— Task instructions —
Pick every line from the data below that contains the string "Gadmin" and copy it.
***
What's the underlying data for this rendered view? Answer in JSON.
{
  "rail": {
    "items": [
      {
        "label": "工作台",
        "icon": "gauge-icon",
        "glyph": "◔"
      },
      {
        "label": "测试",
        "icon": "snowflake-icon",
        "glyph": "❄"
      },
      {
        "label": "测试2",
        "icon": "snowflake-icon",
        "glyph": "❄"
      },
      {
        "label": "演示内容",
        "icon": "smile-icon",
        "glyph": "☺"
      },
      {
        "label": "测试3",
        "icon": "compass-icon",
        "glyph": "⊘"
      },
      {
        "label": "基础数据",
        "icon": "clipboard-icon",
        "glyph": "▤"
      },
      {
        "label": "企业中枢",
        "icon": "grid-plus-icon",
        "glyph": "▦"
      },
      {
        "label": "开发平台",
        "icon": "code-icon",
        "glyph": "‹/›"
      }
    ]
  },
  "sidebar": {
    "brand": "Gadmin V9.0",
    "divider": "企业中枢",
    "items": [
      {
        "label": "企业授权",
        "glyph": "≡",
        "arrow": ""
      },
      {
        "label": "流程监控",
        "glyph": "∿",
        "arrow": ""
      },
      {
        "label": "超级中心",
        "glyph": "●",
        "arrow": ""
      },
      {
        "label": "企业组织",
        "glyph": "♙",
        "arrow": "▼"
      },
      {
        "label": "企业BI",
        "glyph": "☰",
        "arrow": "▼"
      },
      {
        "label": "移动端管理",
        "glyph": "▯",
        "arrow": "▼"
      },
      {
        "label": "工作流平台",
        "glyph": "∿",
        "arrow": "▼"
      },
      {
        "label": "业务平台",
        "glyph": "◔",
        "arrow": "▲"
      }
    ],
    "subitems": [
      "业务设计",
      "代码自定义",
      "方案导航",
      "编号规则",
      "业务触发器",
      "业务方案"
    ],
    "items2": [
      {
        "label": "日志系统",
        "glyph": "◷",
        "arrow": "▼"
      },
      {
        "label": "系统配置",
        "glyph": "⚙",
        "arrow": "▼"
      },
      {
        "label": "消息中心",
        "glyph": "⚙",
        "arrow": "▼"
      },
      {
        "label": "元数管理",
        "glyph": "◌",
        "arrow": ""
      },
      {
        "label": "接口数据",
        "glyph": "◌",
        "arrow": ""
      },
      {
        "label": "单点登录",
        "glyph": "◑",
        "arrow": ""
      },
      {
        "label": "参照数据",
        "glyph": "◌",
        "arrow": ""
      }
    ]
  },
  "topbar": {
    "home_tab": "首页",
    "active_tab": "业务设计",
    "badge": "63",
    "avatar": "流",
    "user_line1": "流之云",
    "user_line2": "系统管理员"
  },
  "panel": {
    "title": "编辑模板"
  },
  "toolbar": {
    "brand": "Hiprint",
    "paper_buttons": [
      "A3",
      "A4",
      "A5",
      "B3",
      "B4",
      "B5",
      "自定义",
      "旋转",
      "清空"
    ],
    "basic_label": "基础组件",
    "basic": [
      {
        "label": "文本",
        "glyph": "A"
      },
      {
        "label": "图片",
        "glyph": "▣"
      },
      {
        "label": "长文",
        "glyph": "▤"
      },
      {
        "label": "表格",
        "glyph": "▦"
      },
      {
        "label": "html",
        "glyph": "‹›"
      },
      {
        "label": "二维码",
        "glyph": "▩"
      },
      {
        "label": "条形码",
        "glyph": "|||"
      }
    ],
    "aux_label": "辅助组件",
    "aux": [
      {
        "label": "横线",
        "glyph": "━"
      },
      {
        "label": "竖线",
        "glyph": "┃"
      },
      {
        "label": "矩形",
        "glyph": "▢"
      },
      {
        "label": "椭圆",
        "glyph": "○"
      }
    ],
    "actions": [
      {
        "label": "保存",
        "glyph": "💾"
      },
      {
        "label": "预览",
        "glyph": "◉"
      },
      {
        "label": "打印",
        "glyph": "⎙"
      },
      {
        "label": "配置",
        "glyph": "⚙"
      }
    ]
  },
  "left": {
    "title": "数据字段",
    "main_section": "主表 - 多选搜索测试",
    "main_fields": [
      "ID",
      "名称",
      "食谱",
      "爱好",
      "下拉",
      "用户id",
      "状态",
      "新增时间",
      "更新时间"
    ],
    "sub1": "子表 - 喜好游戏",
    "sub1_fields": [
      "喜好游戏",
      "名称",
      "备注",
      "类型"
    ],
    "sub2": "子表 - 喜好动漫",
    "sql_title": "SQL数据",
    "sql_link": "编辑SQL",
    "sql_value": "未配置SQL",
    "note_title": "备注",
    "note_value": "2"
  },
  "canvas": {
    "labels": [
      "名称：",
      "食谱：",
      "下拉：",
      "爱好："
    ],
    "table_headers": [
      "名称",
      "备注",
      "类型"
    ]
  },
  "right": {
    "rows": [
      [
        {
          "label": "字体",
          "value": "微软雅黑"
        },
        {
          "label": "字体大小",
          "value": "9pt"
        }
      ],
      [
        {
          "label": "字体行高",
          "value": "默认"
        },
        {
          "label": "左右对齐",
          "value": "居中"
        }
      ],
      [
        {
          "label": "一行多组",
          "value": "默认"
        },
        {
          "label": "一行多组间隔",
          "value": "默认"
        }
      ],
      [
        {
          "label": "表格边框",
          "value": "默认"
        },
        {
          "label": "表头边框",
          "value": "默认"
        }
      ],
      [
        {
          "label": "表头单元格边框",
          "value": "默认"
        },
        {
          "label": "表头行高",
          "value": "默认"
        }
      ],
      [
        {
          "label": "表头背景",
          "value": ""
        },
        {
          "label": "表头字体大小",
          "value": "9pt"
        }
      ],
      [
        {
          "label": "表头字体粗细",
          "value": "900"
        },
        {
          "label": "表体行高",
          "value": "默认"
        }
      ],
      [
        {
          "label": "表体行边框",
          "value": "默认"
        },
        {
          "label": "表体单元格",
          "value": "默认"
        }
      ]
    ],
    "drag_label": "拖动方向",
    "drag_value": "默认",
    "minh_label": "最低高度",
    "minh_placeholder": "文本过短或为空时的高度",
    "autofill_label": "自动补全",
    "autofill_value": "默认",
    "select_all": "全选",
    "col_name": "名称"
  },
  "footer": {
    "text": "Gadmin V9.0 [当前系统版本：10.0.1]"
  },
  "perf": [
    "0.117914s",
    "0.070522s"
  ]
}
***
— Your solution —
    "brand": "Gadmin V9.0",
    "text": "Gadmin V9.0 [当前系统版本：10.0.1]"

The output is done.